Anterior approach to the glenohumeral 
joint 143
Axillary approach to the glenohumeral 
joint 147
Subdeltoid approach to the proximal
metaphysis of the humerus 150
Anterior approach to the proximal third of the
radius 151
8 Lower limb surgery
Anatomy of the posterior approach to the
femoral shaft 154
Extended medial approach to the popliteal
vessels 157
Anatomy of the knee 160
Anatomy of the lumbosacral plexus 162
Prosthesis of the patella 163
Repair of a rupture of the anterior cruciate
ligament 167
Posterior approach to the posterior cruciate
ligament 171
Allograft of patella and patellar ligament 173
Cross-section through the hip joint 176
Posterior approach to the acetabulum 177
Inguinal approach to the acetabulum 181

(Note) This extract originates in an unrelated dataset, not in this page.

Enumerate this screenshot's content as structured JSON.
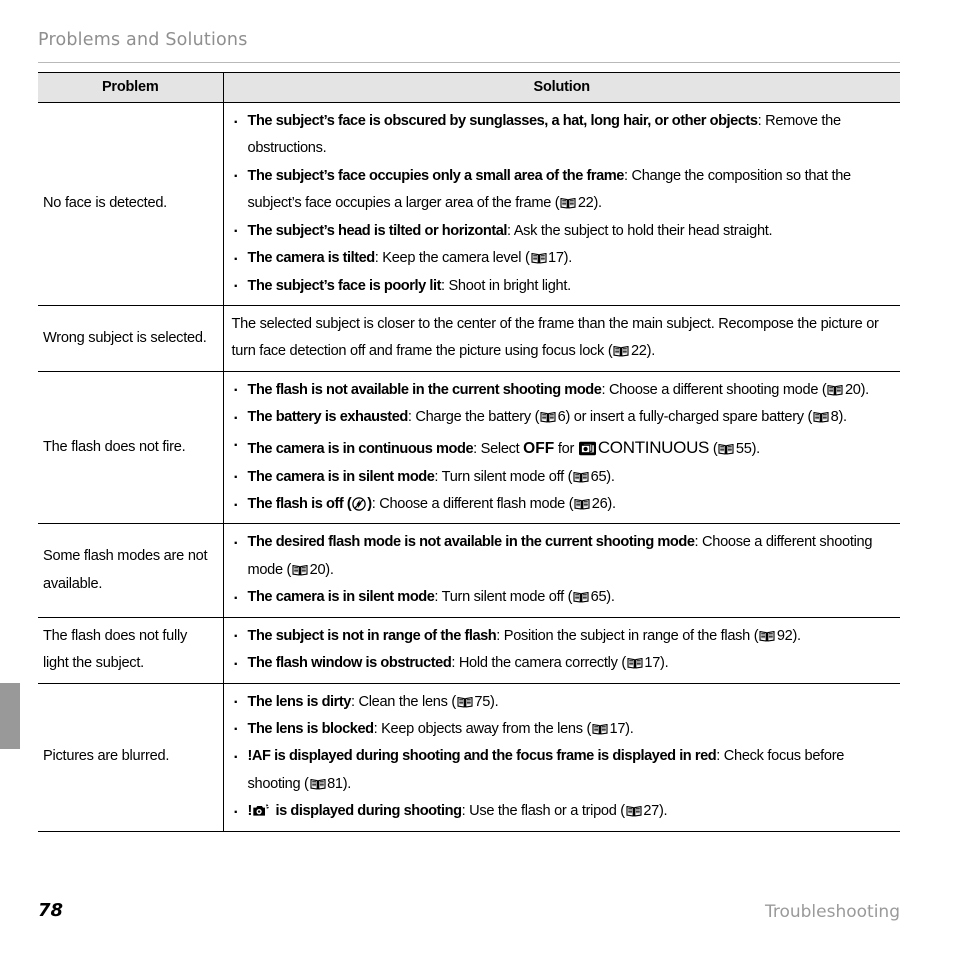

Extended iliofemoral approach to the
acetabulum 186
Posteromedial approach to the ankle 190
Lateral approach to the subtalar and midtarsal

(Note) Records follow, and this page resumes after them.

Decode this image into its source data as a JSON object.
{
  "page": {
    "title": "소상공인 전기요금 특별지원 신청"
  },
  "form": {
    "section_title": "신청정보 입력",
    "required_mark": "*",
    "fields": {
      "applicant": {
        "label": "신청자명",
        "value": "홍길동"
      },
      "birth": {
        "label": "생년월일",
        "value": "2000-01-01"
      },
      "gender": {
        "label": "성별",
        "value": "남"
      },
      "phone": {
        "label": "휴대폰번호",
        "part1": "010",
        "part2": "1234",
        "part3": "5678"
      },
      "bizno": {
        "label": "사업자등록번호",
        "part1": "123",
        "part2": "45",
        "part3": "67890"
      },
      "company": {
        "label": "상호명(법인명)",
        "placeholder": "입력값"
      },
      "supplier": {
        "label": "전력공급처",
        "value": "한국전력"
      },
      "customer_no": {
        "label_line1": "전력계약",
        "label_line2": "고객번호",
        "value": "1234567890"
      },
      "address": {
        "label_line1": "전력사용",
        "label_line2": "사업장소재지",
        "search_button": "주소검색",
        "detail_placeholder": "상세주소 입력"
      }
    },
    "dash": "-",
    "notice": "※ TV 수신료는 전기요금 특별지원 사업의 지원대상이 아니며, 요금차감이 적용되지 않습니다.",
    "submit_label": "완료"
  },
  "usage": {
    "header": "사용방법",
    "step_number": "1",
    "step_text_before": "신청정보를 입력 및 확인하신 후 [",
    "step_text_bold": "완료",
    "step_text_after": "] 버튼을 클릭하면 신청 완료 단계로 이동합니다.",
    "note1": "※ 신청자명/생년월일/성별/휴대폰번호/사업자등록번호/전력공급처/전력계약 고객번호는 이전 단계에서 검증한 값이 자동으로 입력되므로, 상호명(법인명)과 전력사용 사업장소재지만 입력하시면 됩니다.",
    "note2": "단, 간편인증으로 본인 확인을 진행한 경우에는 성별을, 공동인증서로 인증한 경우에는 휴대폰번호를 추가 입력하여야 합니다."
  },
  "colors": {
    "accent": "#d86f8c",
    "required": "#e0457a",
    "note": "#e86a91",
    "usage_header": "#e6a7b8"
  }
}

joint 193
9 Miscellaneous
Muscular studies 195
Surgery of the ear: neurosurgery 199
Surgery of the middle ear 202
Tympanic graft 204
Paediatrics: Pavlick\u2019s harness 207
Congenital malformations 208
Detection of fetal anomalies 216
Dissection of the left heart 217
Dissection of the right heart 221
Index 225
Contents
vi
Léon Dorn is one of the most famous medical illus-
trators in the world. Even today, at 80 years of age,
he continues to pursue his work with the same
enthusiasm. His work coincides with his great
passion: the representation of the human body.
Anatomy holds no secrets for him. He has spent
countless hours in operating theatres, dissecting
rooms and with himself; when Léon Dorn is drawing
hands, he is drawing his own hands ...
Until recently, medical illustration was an under-
valued job. The illustrators were basically artists,
attracted to the human body. Many of them were
self-trained people. Most of the time they were not
well considered and some publishers even refused
to mention their names in books.
Today, medical illustration has gained its \u2018letters
patent of nobility\u2019. Léon Dorn has witnessed the
emergence, the development and the now well
recognised state of the medical illustration.
Dorn is specially involved in the illustration of
surgical techniques, which is probably the most
difficult part of the art of medical illustration since
the illustrator must attend surgical operations to
understand what exactly is being done and then
distil a long procedure into a few drawings. Usually,
no more than five to seven drawings are needed to
illustrate a surgical technique.The skill and possibly
the genius of the artist lies in their ability to
condense multiple operating stages into a limited
number of drawings.
From a didactic point of view, it reveals the
superiority of drawings over film. A film (movie or
video sequence) delivers a linear succession of snap
shots whereas a single drawing illustrates an entire
sequence of a technical procedure.
For learning a technique, human understanding
proceeds more by intuitive discerning of whole
stages rather than separate elementary actions.This
is the reason why the medical illustration based on
drawings is superior to one based on videos. In spite
of the recent advances in techniques of communi-
cation, the illustrated book will always be valid for
the learning process.
I would like just to comment upon Léon